EXERCISE: Count up the lines below that include the string "Parameters" and report the number by itself.

DATA SECTION:
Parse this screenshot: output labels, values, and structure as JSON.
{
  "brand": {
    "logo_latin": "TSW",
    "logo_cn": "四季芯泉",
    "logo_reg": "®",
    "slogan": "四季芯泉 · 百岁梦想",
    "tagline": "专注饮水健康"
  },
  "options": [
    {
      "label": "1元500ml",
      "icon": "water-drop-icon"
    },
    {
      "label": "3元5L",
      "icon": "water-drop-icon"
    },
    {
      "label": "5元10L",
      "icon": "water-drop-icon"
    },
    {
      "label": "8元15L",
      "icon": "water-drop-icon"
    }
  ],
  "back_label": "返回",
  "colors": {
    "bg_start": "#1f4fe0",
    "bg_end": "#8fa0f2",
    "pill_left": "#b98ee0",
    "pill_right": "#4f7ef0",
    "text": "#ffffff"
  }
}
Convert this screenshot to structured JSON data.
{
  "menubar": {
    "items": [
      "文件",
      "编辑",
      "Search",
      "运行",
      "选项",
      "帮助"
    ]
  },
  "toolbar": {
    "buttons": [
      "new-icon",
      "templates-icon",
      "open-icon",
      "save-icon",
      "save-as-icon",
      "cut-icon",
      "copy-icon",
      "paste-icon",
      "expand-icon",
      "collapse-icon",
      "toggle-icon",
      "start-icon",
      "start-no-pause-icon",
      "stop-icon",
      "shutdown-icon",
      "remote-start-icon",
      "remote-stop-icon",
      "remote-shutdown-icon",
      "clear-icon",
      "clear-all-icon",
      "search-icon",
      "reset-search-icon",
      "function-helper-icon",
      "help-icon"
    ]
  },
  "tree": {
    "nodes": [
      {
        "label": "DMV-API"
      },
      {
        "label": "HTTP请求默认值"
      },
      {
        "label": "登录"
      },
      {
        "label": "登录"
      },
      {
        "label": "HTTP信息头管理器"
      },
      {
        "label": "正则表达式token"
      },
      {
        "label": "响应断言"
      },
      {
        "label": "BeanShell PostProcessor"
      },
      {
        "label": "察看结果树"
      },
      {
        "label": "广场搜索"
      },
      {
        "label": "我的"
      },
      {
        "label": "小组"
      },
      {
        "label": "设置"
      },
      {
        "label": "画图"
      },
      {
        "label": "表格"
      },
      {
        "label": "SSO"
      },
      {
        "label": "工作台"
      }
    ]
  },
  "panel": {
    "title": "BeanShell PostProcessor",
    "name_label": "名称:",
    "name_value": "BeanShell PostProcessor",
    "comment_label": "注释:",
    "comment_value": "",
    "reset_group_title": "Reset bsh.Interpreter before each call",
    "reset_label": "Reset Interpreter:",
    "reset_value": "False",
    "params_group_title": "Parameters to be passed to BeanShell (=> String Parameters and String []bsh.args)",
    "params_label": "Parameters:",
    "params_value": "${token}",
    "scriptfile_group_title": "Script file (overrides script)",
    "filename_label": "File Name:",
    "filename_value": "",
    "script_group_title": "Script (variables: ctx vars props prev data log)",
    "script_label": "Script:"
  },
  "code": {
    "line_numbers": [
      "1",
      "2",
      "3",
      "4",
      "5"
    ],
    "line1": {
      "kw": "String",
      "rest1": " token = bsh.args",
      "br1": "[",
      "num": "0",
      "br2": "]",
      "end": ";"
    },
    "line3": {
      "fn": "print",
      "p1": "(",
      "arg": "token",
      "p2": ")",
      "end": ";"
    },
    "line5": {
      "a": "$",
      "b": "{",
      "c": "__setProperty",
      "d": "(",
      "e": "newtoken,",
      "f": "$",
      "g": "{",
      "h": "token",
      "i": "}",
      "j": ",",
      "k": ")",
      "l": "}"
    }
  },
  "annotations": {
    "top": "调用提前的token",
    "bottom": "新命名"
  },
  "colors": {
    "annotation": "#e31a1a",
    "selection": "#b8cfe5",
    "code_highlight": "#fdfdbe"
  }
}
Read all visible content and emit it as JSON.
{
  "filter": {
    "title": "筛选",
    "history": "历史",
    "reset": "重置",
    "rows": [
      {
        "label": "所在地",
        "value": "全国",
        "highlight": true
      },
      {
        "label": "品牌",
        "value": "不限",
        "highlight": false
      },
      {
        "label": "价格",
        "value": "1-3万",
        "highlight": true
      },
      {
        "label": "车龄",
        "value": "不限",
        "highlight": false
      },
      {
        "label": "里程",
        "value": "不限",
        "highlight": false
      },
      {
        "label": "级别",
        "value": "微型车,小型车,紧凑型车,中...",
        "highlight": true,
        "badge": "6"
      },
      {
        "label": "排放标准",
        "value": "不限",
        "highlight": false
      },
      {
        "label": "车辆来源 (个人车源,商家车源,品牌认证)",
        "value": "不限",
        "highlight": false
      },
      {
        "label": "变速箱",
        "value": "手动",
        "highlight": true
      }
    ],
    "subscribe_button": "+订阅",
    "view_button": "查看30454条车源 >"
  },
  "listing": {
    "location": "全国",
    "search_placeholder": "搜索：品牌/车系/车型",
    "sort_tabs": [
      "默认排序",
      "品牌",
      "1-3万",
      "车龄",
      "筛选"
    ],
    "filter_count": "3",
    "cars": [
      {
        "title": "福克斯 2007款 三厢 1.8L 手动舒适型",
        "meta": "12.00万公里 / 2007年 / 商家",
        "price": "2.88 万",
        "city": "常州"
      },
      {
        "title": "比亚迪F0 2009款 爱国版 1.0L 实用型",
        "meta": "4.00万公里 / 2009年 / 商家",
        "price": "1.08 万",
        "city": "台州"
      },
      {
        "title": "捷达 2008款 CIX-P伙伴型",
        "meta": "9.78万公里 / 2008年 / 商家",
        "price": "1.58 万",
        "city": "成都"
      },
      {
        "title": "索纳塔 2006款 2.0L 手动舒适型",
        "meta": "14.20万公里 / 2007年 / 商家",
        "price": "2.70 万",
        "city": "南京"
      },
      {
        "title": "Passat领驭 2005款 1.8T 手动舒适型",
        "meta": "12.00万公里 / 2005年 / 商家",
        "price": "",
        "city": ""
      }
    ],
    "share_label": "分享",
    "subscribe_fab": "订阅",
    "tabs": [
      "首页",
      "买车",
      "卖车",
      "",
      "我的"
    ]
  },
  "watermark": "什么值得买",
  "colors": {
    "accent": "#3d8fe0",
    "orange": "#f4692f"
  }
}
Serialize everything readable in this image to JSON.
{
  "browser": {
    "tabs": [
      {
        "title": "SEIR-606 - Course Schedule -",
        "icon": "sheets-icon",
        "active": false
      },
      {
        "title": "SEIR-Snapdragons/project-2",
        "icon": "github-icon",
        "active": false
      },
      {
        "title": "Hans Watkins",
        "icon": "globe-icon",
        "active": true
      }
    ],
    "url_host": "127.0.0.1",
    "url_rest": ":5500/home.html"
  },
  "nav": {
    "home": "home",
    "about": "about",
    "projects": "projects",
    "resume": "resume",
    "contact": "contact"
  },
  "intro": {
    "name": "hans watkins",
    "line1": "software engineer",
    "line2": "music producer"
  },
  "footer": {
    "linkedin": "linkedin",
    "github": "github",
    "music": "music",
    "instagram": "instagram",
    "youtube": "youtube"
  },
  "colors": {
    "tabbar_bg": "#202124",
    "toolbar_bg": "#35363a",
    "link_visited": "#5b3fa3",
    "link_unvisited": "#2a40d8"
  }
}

WRITTEN RESPONSE: 2